  def walk(mod_name,top,do_move): 
  """Walk directory tree (depth first) with root at top, renaming
     contained files/directories that contain non-ascii characters to
     use only ascii characters.

     Error messages are prefixed with the sring mod_name.

     If do_move is false, the renames are not actually performed, but
     a messaage indicating what would have been done is issued.

      for root, dirs, files in os.walk(top,topdown=False):
          eroot = unicode(root,'utf-8','replace');
          for fd in files+dirs:
              old = unicode(fd,'utf-8','replace')
              new = xlate_str(old)
              if old != new:
                  if os.path.exists(os.path.join(eroot,new)):
                      print >>sys.stderr,\
                      "%s: at %s: xlated file %s already exists."%\
                          if do_move: os.rename(os.path.join(eroot,old),
                          print "%s: > %s %s"%(eroot,old,new)
                      except OSError,e:
                          print >>sys.stderr,"%s: error in %s at %s: %s"%\

  # main code
  if __name__ == '__main__':
      mod_name = os.path.basename(sys.argv[0])
      top = os.getcwd()
      do_move = True
          opts,args = getopt.getopt(sys.argv[1:],'np:')
          for o,v in opts:
              if o == '-n': do_move = False
              elif o == '-p': top = v
      except getopt.GetoptError,e:
          print >>sys.stderr,"%s: unknown argument: -%s"%(mod_name,e.opt)


I've added a couple of command arguments to the main code that are passed directly to the xlate.walk function, that is the starting directory and a flag to indicate the the move should actually be performed.

Once this rename process had been run, I was able to copy all my mp3 files to the WD external harddrive. On the other hand, if I were a true European, perhaps I should have just waited until Debian was upated with a version of ntfs-3g which had better unicode support.

Addendum 7th May, 2010

I discovered, in a post of the comp.lang.python newsgroup by Peter Otten (in response to a question from coldpizza), that I had wasted my time. The python unicodedata module already includes a means of eliminating non-ascii characters. This is using unicode.normalize. Here's an example of the usage:

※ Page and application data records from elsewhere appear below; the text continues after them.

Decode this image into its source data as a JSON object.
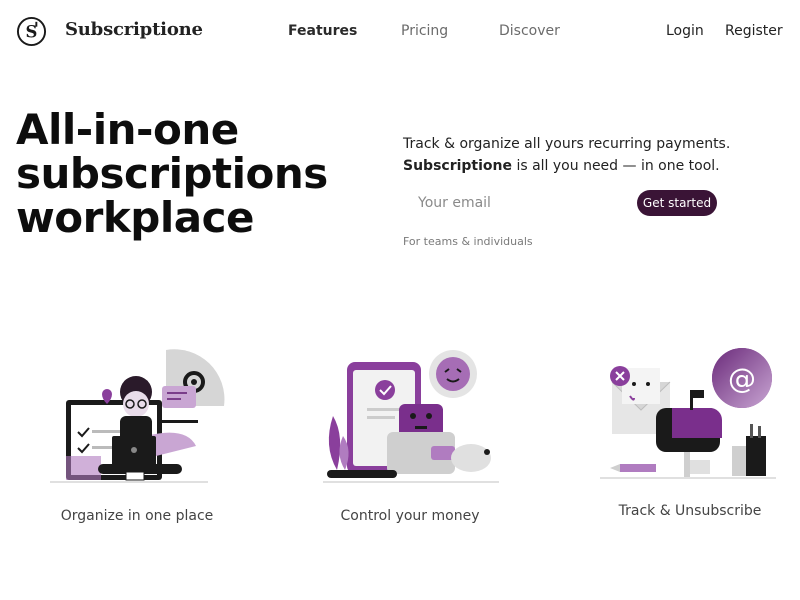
{
  "brand": {
    "name": "Subscriptione",
    "logo_letter": "S"
  },
  "nav": {
    "links": [
      {
        "label": "Features",
        "active": true
      },
      {
        "label": "Pricing",
        "active": false
      },
      {
        "label": "Discover",
        "active": false
      }
    ],
    "login": "Login",
    "register": "Register"
  },
  "hero": {
    "title_lines": [
      "All-in-one",
      "subscriptions",
      "workplace"
    ],
    "tagline_line1": "Track & organize all yours recurring payments.",
    "tagline_bold": "Subscriptione",
    "tagline_rest": " is all you need — in one tool.",
    "email_placeholder": "Your email",
    "cta_label": "Get started",
    "note": "For teams & individuals"
  },
  "features": [
    {
      "label": "Organize in one place",
      "icon": "person-with-laptop-illustration"
    },
    {
      "label": "Control your money",
      "icon": "phone-wallet-piggy-illustration"
    },
    {
      "label": "Track & Unsubscribe",
      "icon": "mail-unsubscribe-illustration"
    }
  ],
  "colors": {
    "accent": "#3a1436",
    "purple": "#8a3f9c",
    "light_purple": "#b07cc0",
    "gray": "#d9d9d9"
  }
}
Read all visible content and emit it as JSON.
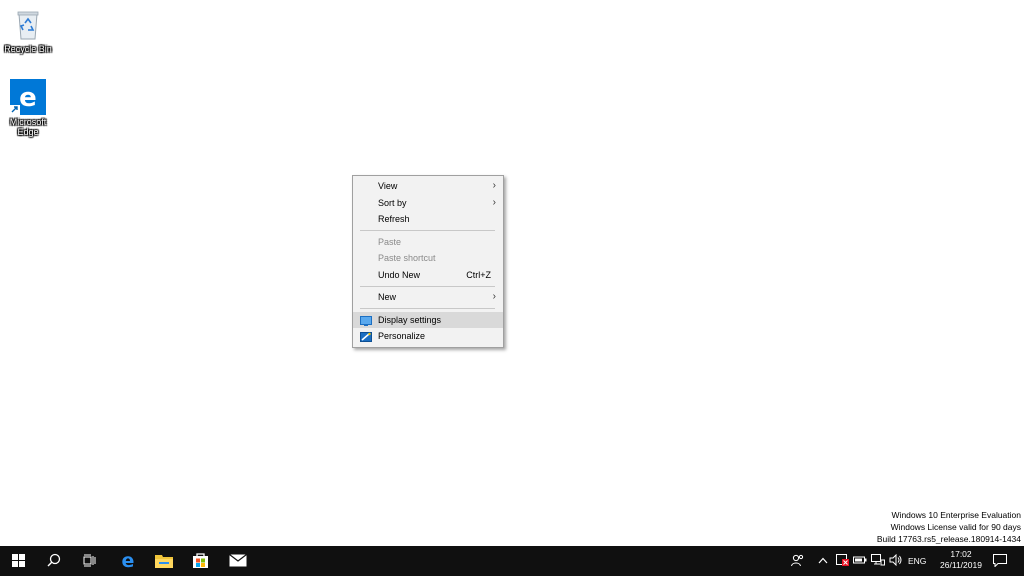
{
  "desktop": {
    "icons": [
      {
        "label": "Recycle Bin"
      },
      {
        "label": "Microsoft Edge"
      }
    ]
  },
  "context_menu": {
    "items": {
      "view": "View",
      "sort_by": "Sort by",
      "refresh": "Refresh",
      "paste": "Paste",
      "paste_shortcut": "Paste shortcut",
      "undo_new": "Undo New",
      "undo_new_shortcut": "Ctrl+Z",
      "new": "New",
      "display_settings": "Display settings",
      "personalize": "Personalize"
    }
  },
  "watermark": {
    "line1": "Windows 10 Enterprise Evaluation",
    "line2": "Windows License valid for 90 days",
    "line3": "Build 17763.rs5_release.180914-1434"
  },
  "taskbar": {
    "icons": [
      "windows-start-icon",
      "search-icon",
      "task-view-icon",
      "edge-icon",
      "file-explorer-icon",
      "store-icon",
      "mail-icon"
    ],
    "tray": {
      "language": "ENG",
      "time": "17:02",
      "date": "26/11/2019"
    }
  },
  "colors": {
    "taskbar": "#101010",
    "accent": "#0078d7",
    "menu_bg": "#f2f2f2",
    "menu_hover": "#d9d9d9"
  }
}
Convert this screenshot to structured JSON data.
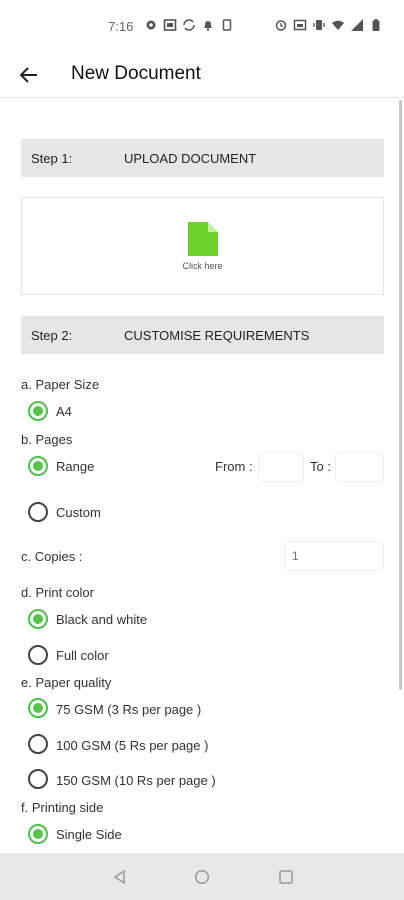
{
  "status_bar": {
    "time": "7:16",
    "icons": [
      "settings-icon",
      "image-icon",
      "sync-icon",
      "notification-icon",
      "sim-icon",
      "alarm-icon",
      "cast-icon",
      "vibrate-icon",
      "wifi-icon",
      "signal-icon",
      "battery-icon"
    ]
  },
  "app_bar": {
    "title": "New Document",
    "back_icon": "arrow-back-icon"
  },
  "step1": {
    "label": "Step 1:",
    "title": "UPLOAD DOCUMENT"
  },
  "upload": {
    "hint": "Click here",
    "icon": "document-icon",
    "icon_color": "#6fd12e"
  },
  "step2": {
    "label": "Step 2:",
    "title": "CUSTOMISE REQUIREMENTS"
  },
  "paper_size": {
    "label": "a. Paper Size",
    "options": [
      {
        "label": "A4",
        "checked": true
      }
    ]
  },
  "pages": {
    "label": "b. Pages",
    "options": [
      {
        "label": "Range",
        "checked": true
      },
      {
        "label": "Custom",
        "checked": false
      }
    ],
    "from_label": "From :",
    "to_label": "To :",
    "from_value": "",
    "to_value": ""
  },
  "copies": {
    "label": "c. Copies :",
    "placeholder": "1"
  },
  "print_color": {
    "label": "d. Print color",
    "options": [
      {
        "label": "Black and white",
        "checked": true
      },
      {
        "label": "Full color",
        "checked": false
      }
    ]
  },
  "paper_quality": {
    "label": "e. Paper quality",
    "options": [
      {
        "label": "75 GSM (3 Rs per page )",
        "checked": true
      },
      {
        "label": "100 GSM (5 Rs per page )",
        "checked": false
      },
      {
        "label": "150 GSM (10 Rs per page )",
        "checked": false
      }
    ]
  },
  "printing_side": {
    "label": "f. Printing side",
    "options": [
      {
        "label": "Single Side",
        "checked": true
      }
    ]
  },
  "nav_bar": {
    "icons": [
      "nav-back-icon",
      "nav-home-icon",
      "nav-recents-icon"
    ]
  },
  "colors": {
    "accent": "#5ac24a",
    "step_bar": "#e6e6e6"
  }
}
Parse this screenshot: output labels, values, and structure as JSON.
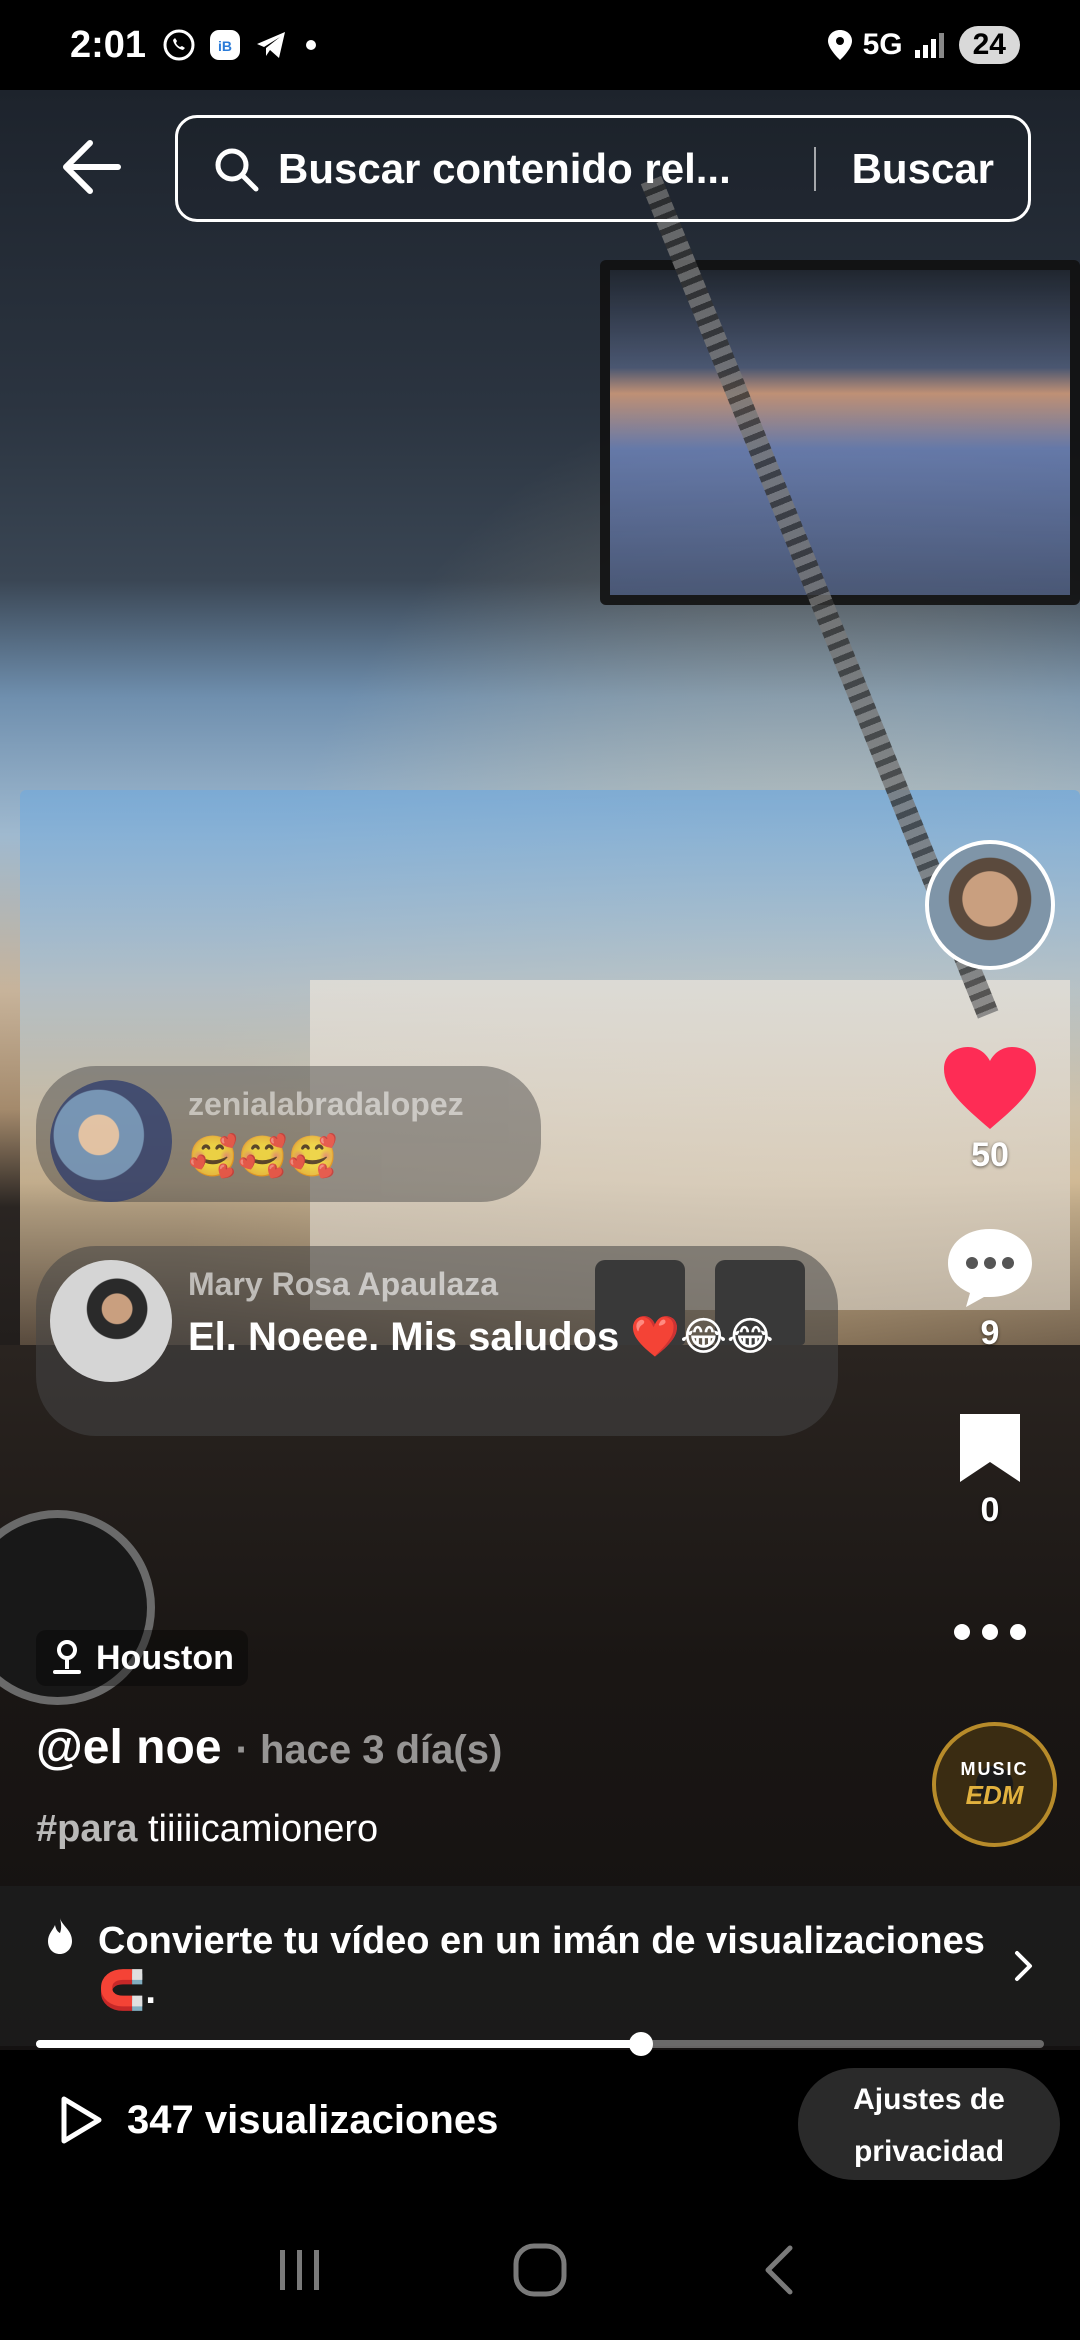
{
  "status_bar": {
    "time": "2:01",
    "network": "5G",
    "battery": "24",
    "icons": [
      "whatsapp-icon",
      "app-badge-icon",
      "telegram-icon",
      "location-icon",
      "signal-icon"
    ]
  },
  "search": {
    "placeholder": "Buscar contenido rel...",
    "button_label": "Buscar"
  },
  "side_rail": {
    "likes": "50",
    "comments": "9",
    "saves": "0",
    "music_label_top": "MUSIC",
    "music_label_bottom": "EDM",
    "like_color": "#fe2c55"
  },
  "comments": [
    {
      "user": "zenialabradalopez",
      "text": "🥰🥰🥰"
    },
    {
      "user": "Mary Rosa Apaulaza",
      "text": "El. Noeee. Mis saludos ❤️😂😂"
    }
  ],
  "post": {
    "location": "Houston",
    "author": "@el noe",
    "time": "· hace 3 día(s)",
    "hashtag": "#para",
    "caption_rest": " tiiiiicamionero"
  },
  "promo": {
    "text": "Convierte tu vídeo en un imán de visualizaciones 🧲."
  },
  "playback": {
    "progress": 0.6
  },
  "footer": {
    "views": "347 visualizaciones",
    "privacy_label": "Ajustes de privacidad"
  }
}
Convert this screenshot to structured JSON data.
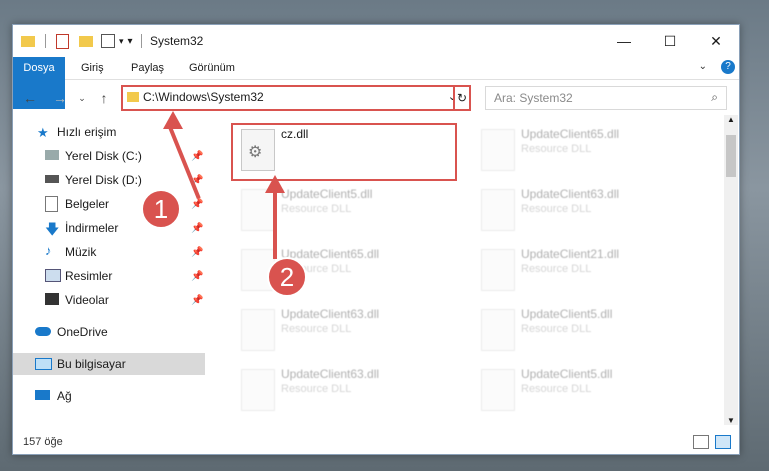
{
  "window": {
    "title": "System32"
  },
  "ribbon": {
    "tabs": [
      "Dosya",
      "Giriş",
      "Paylaş",
      "Görünüm"
    ]
  },
  "address": {
    "path": "C:\\Windows\\System32"
  },
  "search": {
    "placeholder": "Ara: System32"
  },
  "sidebar": {
    "items": [
      {
        "label": "Hızlı erişim",
        "icon": "star-icon",
        "pinned": false
      },
      {
        "label": "Yerel Disk (C:)",
        "icon": "drive-icon",
        "pinned": true
      },
      {
        "label": "Yerel Disk (D:)",
        "icon": "drive-icon",
        "pinned": true
      },
      {
        "label": "Belgeler",
        "icon": "document-icon",
        "pinned": true
      },
      {
        "label": "İndirmeler",
        "icon": "download-icon",
        "pinned": true
      },
      {
        "label": "Müzik",
        "icon": "music-icon",
        "pinned": true
      },
      {
        "label": "Resimler",
        "icon": "picture-icon",
        "pinned": true
      },
      {
        "label": "Videolar",
        "icon": "video-icon",
        "pinned": true
      },
      {
        "label": "OneDrive",
        "icon": "cloud-icon",
        "pinned": false
      },
      {
        "label": "Bu bilgisayar",
        "icon": "computer-icon",
        "pinned": false,
        "selected": true
      },
      {
        "label": "Ağ",
        "icon": "network-icon",
        "pinned": false
      }
    ]
  },
  "files": [
    {
      "name": "cz.dll",
      "type": ""
    },
    {
      "name": "UpdateClient65.dll",
      "type": "Resource DLL"
    },
    {
      "name": "UpdateClient5.dll",
      "type": "Resource DLL"
    },
    {
      "name": "UpdateClient63.dll",
      "type": "Resource DLL"
    },
    {
      "name": "UpdateClient65.dll",
      "type": "Resource DLL"
    },
    {
      "name": "UpdateClient21.dll",
      "type": "Resource DLL"
    },
    {
      "name": "UpdateClient63.dll",
      "type": "Resource DLL"
    },
    {
      "name": "UpdateClient5.dll",
      "type": "Resource DLL"
    },
    {
      "name": "UpdateClient63.dll",
      "type": "Resource DLL"
    },
    {
      "name": "UpdateClient5.dll",
      "type": "Resource DLL"
    }
  ],
  "status": {
    "count": "157 öğe"
  },
  "markers": {
    "one": "1",
    "two": "2"
  },
  "colors": {
    "accent": "#1979ca",
    "highlight": "#d9534f"
  }
}
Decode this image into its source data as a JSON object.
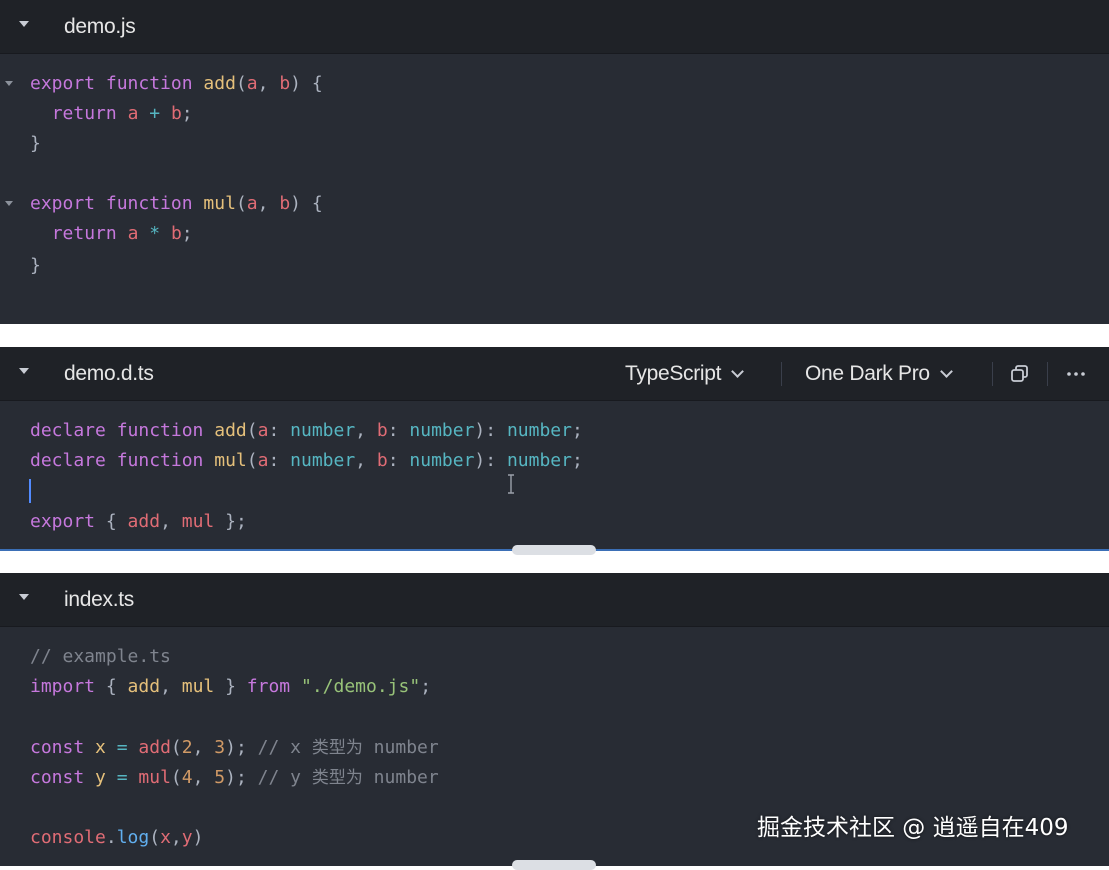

  astr = unicodedata.normalize('NFD',ustr).encode('ascii','ignore')

which essentially replaces the xlate_str function. So, no lookup table needs to be created at all. I hate reinventing the wheel...